This is Neusner’s startling but very well-documented thesis, supported by a formidable array of all the relevant texts accompanied by a rigorous form-critical approach. While Neusner acknowledges his indebtedness to one or two predecessors, his attempt is the first to apply the method systematically and thoroughly to early Rabbinic literature. These volumes can be described as epoch-making and no student of the literature can afford to ignore them.
Not that everything Neusner says is incontestable. For instance, when discussing (III, 334) H. J. Zimmels’s ingenious conjecture that in the Talmudic story Jesus did not ‘put up a brick’ but a ‘fish’ (bynt’), Neusner remarks: ‘This sort of explanation of texts would be interesting, if one could find any good reason why the teller of the story should have wanted to represent Jesus as worshipping a fish rather than a “brick” which might mean a stamped clay tablet. In the absence of such a reason, the explanation is not compelling’. But Zimmels, in the article quoted, gives a reason, namely, the well-known use of the fish in Christian symbolism (see ERE, xii, 138). Neusner remarks (I, 259) that the story of Hillel being refused admission to the lecture because he could not afford the fees shows that when the story was told fees were paid, since if it had not been common practice ‘no one hearing the story could have believed it’. This is extremely weak. The teller of the story might have projected the practice (found nowhere else in the literature) of paying fees into ancient times in order to heighten the dramatic effect in telling how Hillel, in his devotion to learning, was forced to climb up and sit at the window. Generally speaking, Neusner does not sufficiently consider the possibility that some of the tales and, indeed, the other types of literature might have been especially contrived in order to produce dramatic effect, a phenomenon to be observed in the later Amoraic literature.
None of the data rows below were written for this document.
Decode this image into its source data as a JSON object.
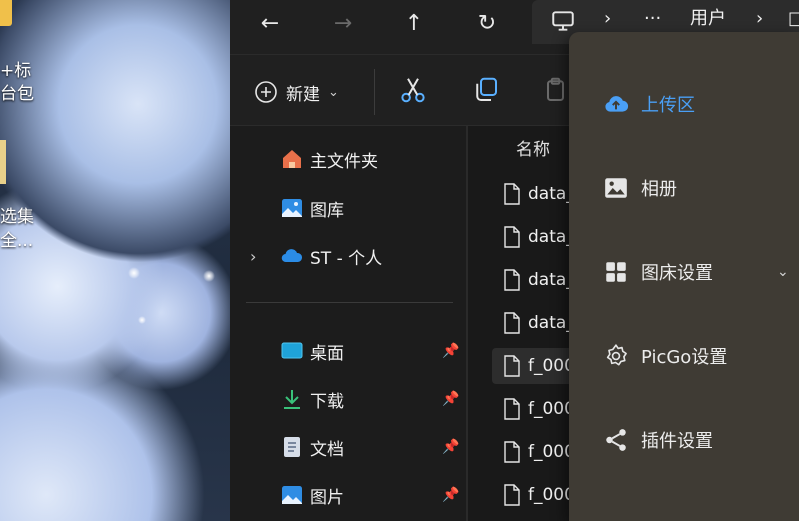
{
  "desktop": {
    "labels": [
      "+标",
      "台包",
      "选集",
      "全..."
    ]
  },
  "explorer": {
    "nav": {
      "back_icon": "←",
      "forward_icon": "→",
      "up_icon": "↑",
      "refresh_icon": "↻",
      "address": {
        "monitor_icon": "monitor-icon",
        "sep1": "›",
        "more": "···",
        "segment": "用户",
        "sep2": "›",
        "tail": "□"
      }
    },
    "toolbar": {
      "new_label": "新建",
      "new_chevron": "⌄"
    },
    "sidebar": {
      "items": [
        {
          "label": "主文件夹",
          "icon": "home-icon"
        },
        {
          "label": "图库",
          "icon": "gallery-icon"
        },
        {
          "label": "ST - 个人",
          "icon": "onedrive-icon",
          "chevron": "›"
        },
        {
          "label": "桌面",
          "icon": "desktop-icon",
          "pin": "📌"
        },
        {
          "label": "下载",
          "icon": "download-icon",
          "pin": "📌"
        },
        {
          "label": "文档",
          "icon": "document-icon",
          "pin": "📌"
        },
        {
          "label": "图片",
          "icon": "pictures-icon",
          "pin": "📌"
        }
      ]
    },
    "files": {
      "column_name": "名称",
      "rows": [
        "data_",
        "data_",
        "data_",
        "data_",
        "f_000",
        "f_000",
        "f_000",
        "f_000"
      ]
    }
  },
  "picgo_menu": {
    "accent": "#4a9ff5",
    "items": [
      {
        "label": "上传区",
        "icon": "upload-cloud-icon",
        "active": true
      },
      {
        "label": "相册",
        "icon": "album-icon"
      },
      {
        "label": "图床设置",
        "icon": "grid-icon",
        "chevron": "⌄"
      },
      {
        "label": "PicGo设置",
        "icon": "gear-icon"
      },
      {
        "label": "插件设置",
        "icon": "share-icon"
      }
    ]
  }
}
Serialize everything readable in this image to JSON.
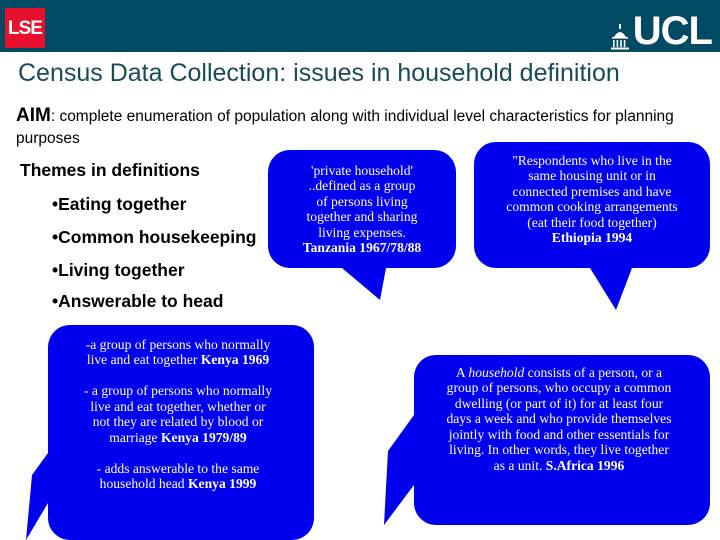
{
  "header": {
    "background_color": "#004a63",
    "lse_logo": {
      "text": "LSE",
      "background_color": "#e8112d"
    },
    "ucl_logo": {
      "text": "UCL",
      "icon": "ucl-dome-icon"
    }
  },
  "slide": {
    "title": "Census Data Collection: issues in household definition",
    "aim": {
      "label": "AIM",
      "body": ": complete enumeration of population along with individual level characteristics for planning purposes"
    },
    "themes": {
      "heading": "Themes in definitions",
      "items": [
        "•Eating together",
        "•Common housekeeping",
        "•Living together",
        "•Answerable to head"
      ]
    }
  },
  "bubbles": {
    "color": "#0000ee",
    "tanzania": {
      "name": "tanzania-definition-callout",
      "body": "'private household'\n..defined as a group\nof persons living\ntogether and sharing\nliving expenses.",
      "source": "Tanzania 1967/78/88"
    },
    "ethiopia": {
      "name": "ethiopia-definition-callout",
      "body": "\"Respondents who live in the\nsame housing unit or in\nconnected premises and have\ncommon cooking arrangements\n(eat their food together)",
      "source": "Ethiopia 1994"
    },
    "kenya": {
      "name": "kenya-definition-callout",
      "line1": "-a group of persons who normally\nlive and eat together ",
      "source1": "Kenya 1969",
      "line2": "- a group of persons who normally\nlive and eat together, whether or\nnot they are related by blood or\nmarriage ",
      "source2": "Kenya 1979/89",
      "line3": "- adds answerable to the same\nhousehold head ",
      "source3": "Kenya 1999"
    },
    "safrica": {
      "name": "south-africa-definition-callout",
      "lead": "A ",
      "emphasis": "household",
      "body": " consists of a person, or a\ngroup of persons, who occupy a common\ndwelling (or part of it) for at least four\ndays a week and who provide themselves\njointly with food and other essentials for\nliving. In other words, they live together\nas a unit.  ",
      "source": "S.Africa 1996"
    }
  }
}
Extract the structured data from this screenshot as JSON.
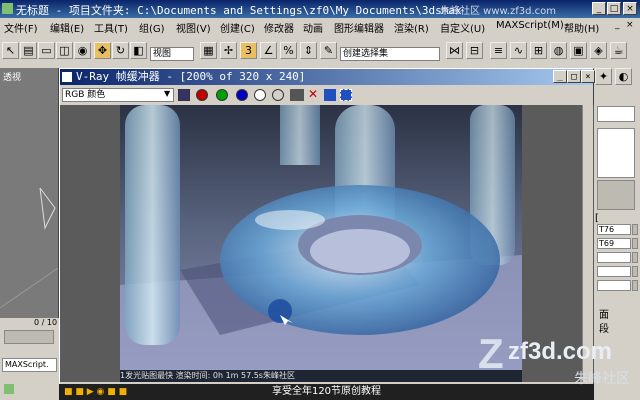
{
  "window": {
    "title": "无标题  - 项目文件夹: C:\\Documents and Settings\\zf0\\My Documents\\3dsmax",
    "watermark_site": "朱峰社区  www.zf3d.com",
    "min_label": "_",
    "max_label": "□",
    "close_label": "×"
  },
  "menu": [
    "文件(F)",
    "编辑(E)",
    "工具(T)",
    "组(G)",
    "视图(V)",
    "创建(C)",
    "修改器",
    "动画",
    "图形编辑器",
    "渲染(R)",
    "自定义(U)",
    "MAXScript(M)",
    "帮助(H)"
  ],
  "toolbar": {
    "view_select": "视图",
    "named_selection": "创建选择集"
  },
  "viewport": {
    "label": "透视",
    "timeline": "0 / 10",
    "maxscript": "MAXScript."
  },
  "vray": {
    "title": "V-Ray 帧缓冲器 - [200% of 320 x 240]",
    "channel": "RGB 颜色",
    "status": "1发光贴图最快 渲染时间: 0h 1m 57.5s朱峰社区",
    "min_label": "_",
    "max_label": "□",
    "close_label": "×"
  },
  "right_panel": {
    "fields": [
      "T76",
      "T69",
      "",
      "",
      ""
    ],
    "labels": [
      "[",
      "面",
      "段"
    ]
  },
  "caption": "享受全年120节原创教程",
  "watermark": {
    "logo": "zf3d.com",
    "sub": "朱峰社区"
  },
  "colors": {
    "title_bar": "#0a246a",
    "accent": "#3a6ea5",
    "render_bg": "#3a4458"
  }
}
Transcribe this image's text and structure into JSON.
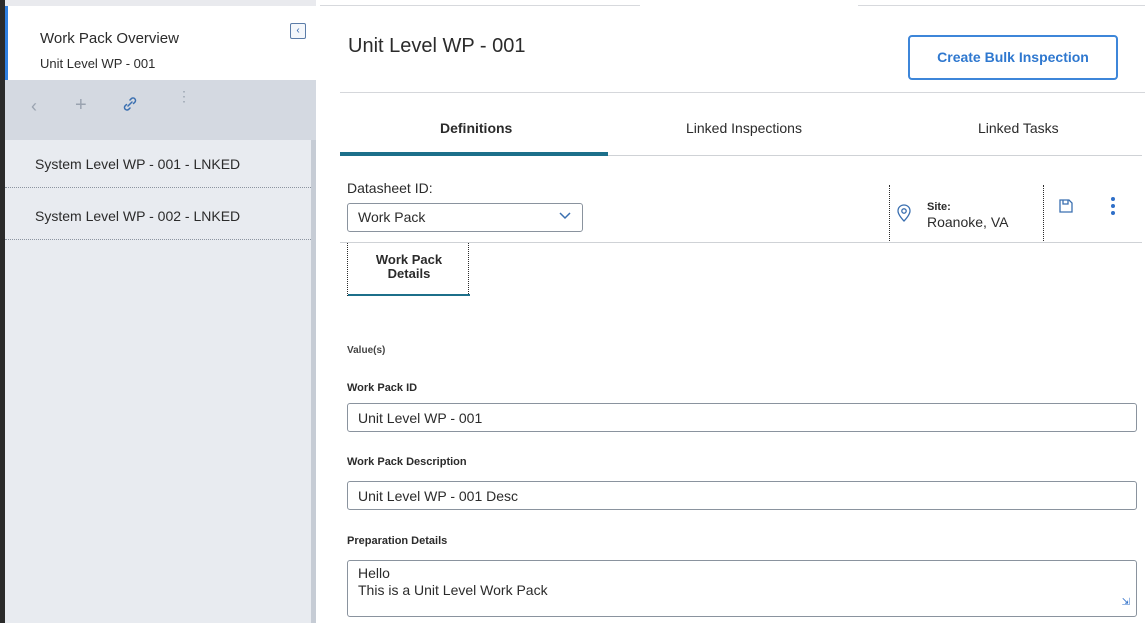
{
  "sidebar": {
    "overview_title": "Work Pack Overview",
    "overview_subtitle": "Unit Level WP - 001",
    "collapse_icon": "chevron-left-icon",
    "toolbar_icons": [
      "back-icon",
      "add-icon",
      "link-icon",
      "more-vertical-icon"
    ],
    "items": [
      {
        "label": "System Level WP - 001 - LNKED"
      },
      {
        "label": "System Level WP - 002 - LNKED"
      }
    ]
  },
  "header": {
    "title": "Unit Level WP - 001",
    "bulk_button_label": "Create Bulk Inspection",
    "accent_color": "#2f78cf"
  },
  "tabs": [
    {
      "label": "Definitions",
      "active": true
    },
    {
      "label": "Linked Inspections",
      "active": false
    },
    {
      "label": "Linked Tasks",
      "active": false
    }
  ],
  "datasheet": {
    "label": "Datasheet ID:",
    "selected": "Work Pack"
  },
  "site": {
    "label": "Site:",
    "value": "Roanoke, VA"
  },
  "section_tab": {
    "line1": "Work Pack",
    "line2": "Details"
  },
  "form": {
    "values_label": "Value(s)",
    "work_pack_id_label": "Work Pack ID",
    "work_pack_id_value": "Unit Level WP - 001",
    "description_label": "Work Pack Description",
    "description_value": "Unit Level WP - 001 Desc",
    "prep_label": "Preparation Details",
    "prep_line1": "Hello",
    "prep_line2": "This is a Unit Level Work Pack"
  }
}
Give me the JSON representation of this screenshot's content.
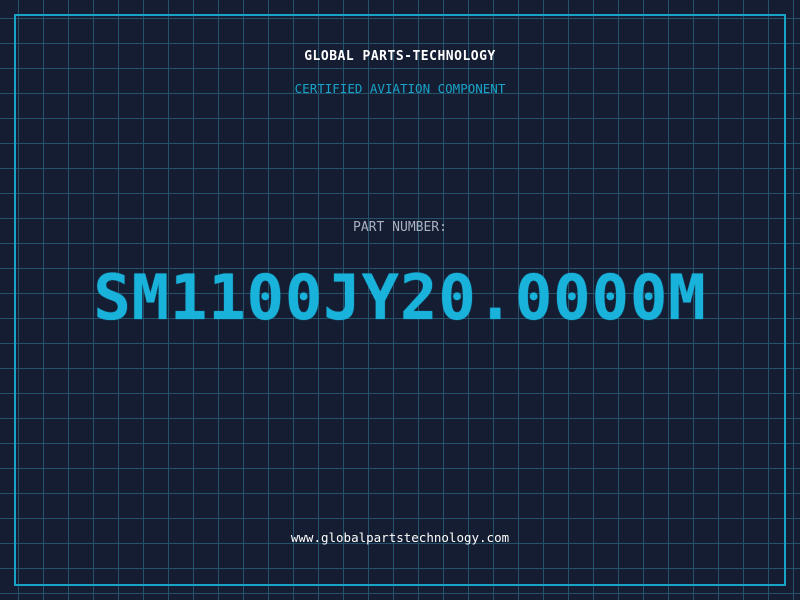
{
  "header": {
    "company": "GLOBAL PARTS-TECHNOLOGY",
    "subtitle": "CERTIFIED AVIATION COMPONENT"
  },
  "main": {
    "label": "PART NUMBER:",
    "part_number": "SM1100JY20.0000M"
  },
  "footer": {
    "website": "www.globalpartstechnology.com"
  },
  "colors": {
    "background": "#141d32",
    "grid": "#24526a",
    "accent": "#1aa3c9",
    "part_number": "#19b2db",
    "text": "#ffffff"
  }
}
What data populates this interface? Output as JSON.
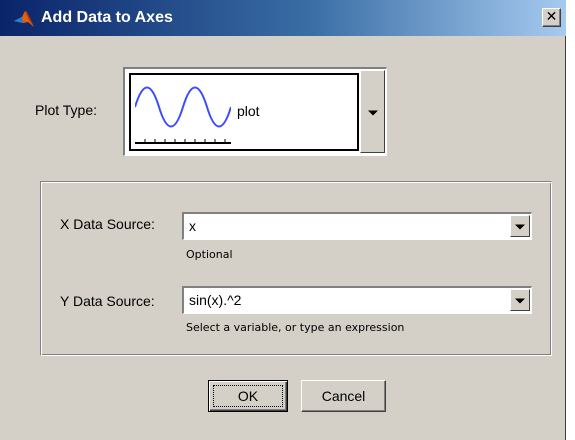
{
  "window": {
    "title": "Add Data to Axes",
    "close_glyph": "✕",
    "icon": "matlab-logo-icon"
  },
  "plot_type": {
    "label": "Plot Type:",
    "selected": "plot",
    "preview_icon": "sine-wave-plot-icon",
    "preview_color": "#3a4cff"
  },
  "x_source": {
    "label": "X Data Source:",
    "value": "x",
    "hint": "Optional"
  },
  "y_source": {
    "label": "Y Data Source:",
    "value": "sin(x).^2",
    "hint": "Select a variable, or type an expression"
  },
  "buttons": {
    "ok": "OK",
    "cancel": "Cancel"
  },
  "colors": {
    "dialog_bg": "#d4d0c8",
    "titlebar_start": "#0a246a",
    "titlebar_end": "#a6caf0"
  }
}
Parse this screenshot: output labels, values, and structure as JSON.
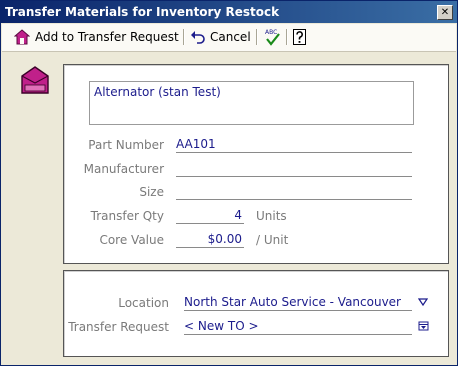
{
  "window": {
    "title": "Transfer Materials for Inventory Restock",
    "close_glyph": "✕"
  },
  "toolbar": {
    "add_label": "Add to Transfer Request",
    "cancel_label": "Cancel",
    "add_icon": "house-add-icon",
    "cancel_icon": "undo-arrow-icon",
    "spell_icon": "spellcheck-icon",
    "help_icon": "help-icon"
  },
  "sidebar": {
    "icon": "inventory-package-icon"
  },
  "part": {
    "description": "Alternator (stan Test)",
    "part_number_label": "Part Number",
    "part_number": "AA101",
    "manufacturer_label": "Manufacturer",
    "manufacturer": "",
    "size_label": "Size",
    "size": "",
    "transfer_qty_label": "Transfer Qty",
    "transfer_qty": "4",
    "transfer_qty_unit": "Units",
    "core_value_label": "Core Value",
    "core_value": "$0.00",
    "core_value_unit": "/ Unit"
  },
  "transfer": {
    "location_label": "Location",
    "location": "North Star Auto Service - Vancouver",
    "request_label": "Transfer Request",
    "request": "< New TO >"
  },
  "colors": {
    "title_bar_start": "#0a246a",
    "title_bar_end": "#3a6ea5",
    "value_text": "#1c1c8c",
    "label_text": "#7a7a7a",
    "icon_magenta": "#c0208a"
  }
}
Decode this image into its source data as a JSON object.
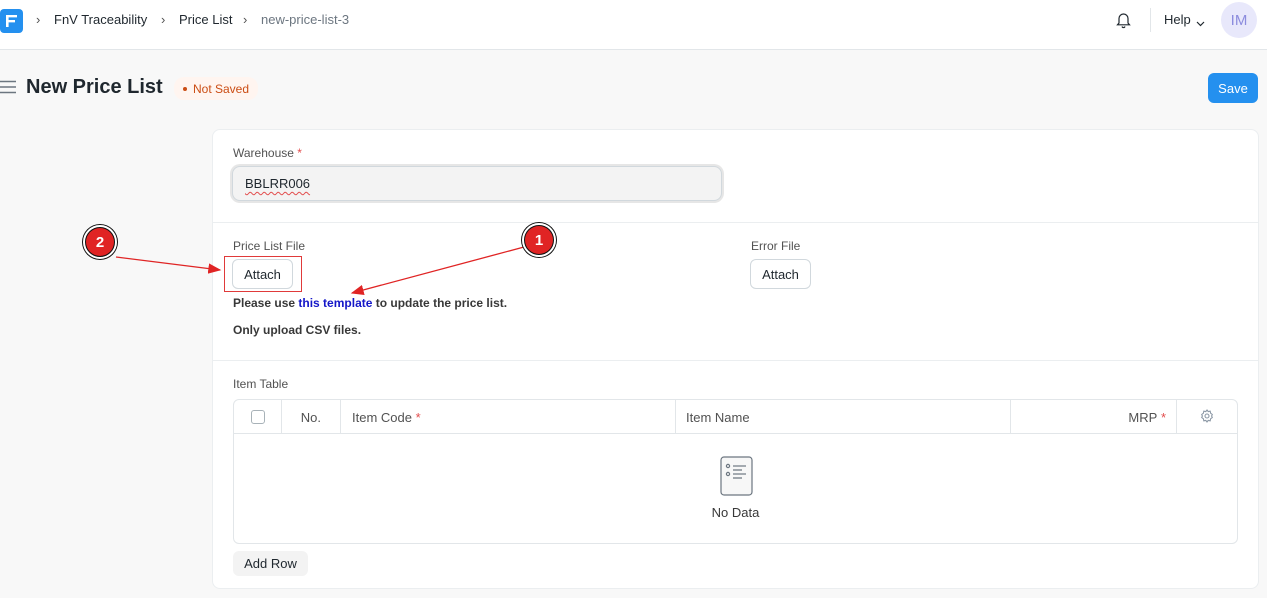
{
  "breadcrumbs": [
    "FnV Traceability",
    "Price List",
    "new-price-list-3"
  ],
  "navbar": {
    "help_label": "Help",
    "avatar_initials": "IM"
  },
  "page": {
    "title": "New Price List",
    "status": "Not Saved",
    "save_label": "Save"
  },
  "form": {
    "warehouse_label": "Warehouse",
    "warehouse_value": "BBLRR006",
    "required_mark": "*",
    "price_list_file_label": "Price List File",
    "error_file_label": "Error File",
    "attach_label": "Attach",
    "help_prefix": "Please use ",
    "help_link": "this template",
    "help_suffix": " to update the price list.",
    "csv_note": "Only upload CSV files."
  },
  "item_table": {
    "label": "Item Table",
    "columns": [
      "No.",
      "Item Code",
      "Item Name",
      "MRP"
    ],
    "empty_text": "No Data",
    "add_row_label": "Add Row"
  },
  "annotations": {
    "marker_1": "1",
    "marker_2": "2",
    "color": "#e02424"
  },
  "colors": {
    "accent": "#2490ef",
    "status": "#cb4d14"
  }
}
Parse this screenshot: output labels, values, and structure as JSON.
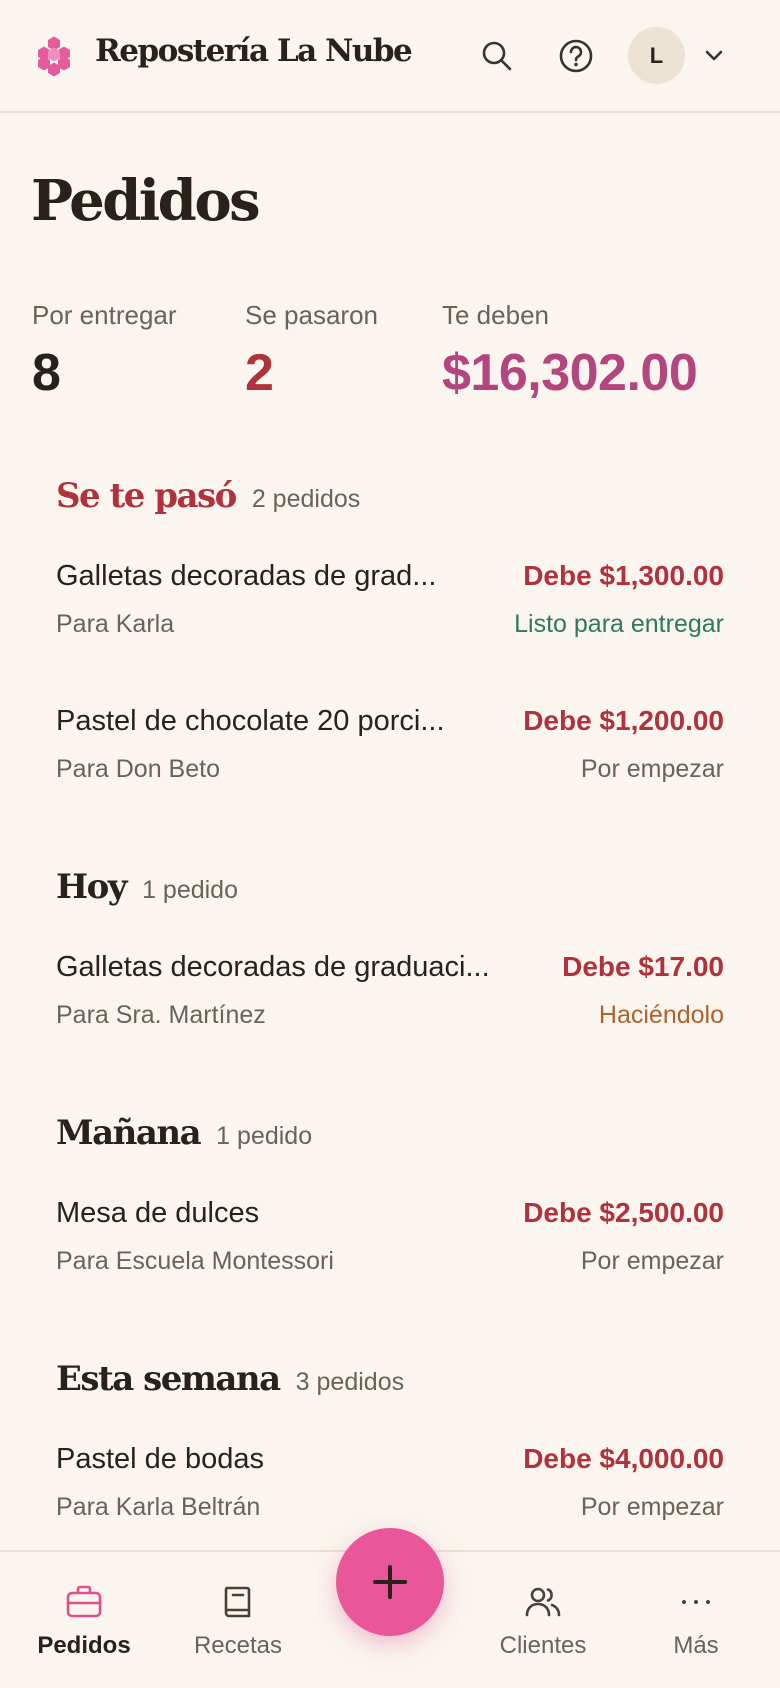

Neusner’s lengthy appendix, entitled ‘Bibliographical reflections’, contains a devastating, but fully justified, critique of scholars (including some very famous names) who have had too credulous an attitude towards the sources. He takes to task especially pseudo-critical scholars who profess to use critical methods and yet do not scruple in the process to build theses on unexamined texts.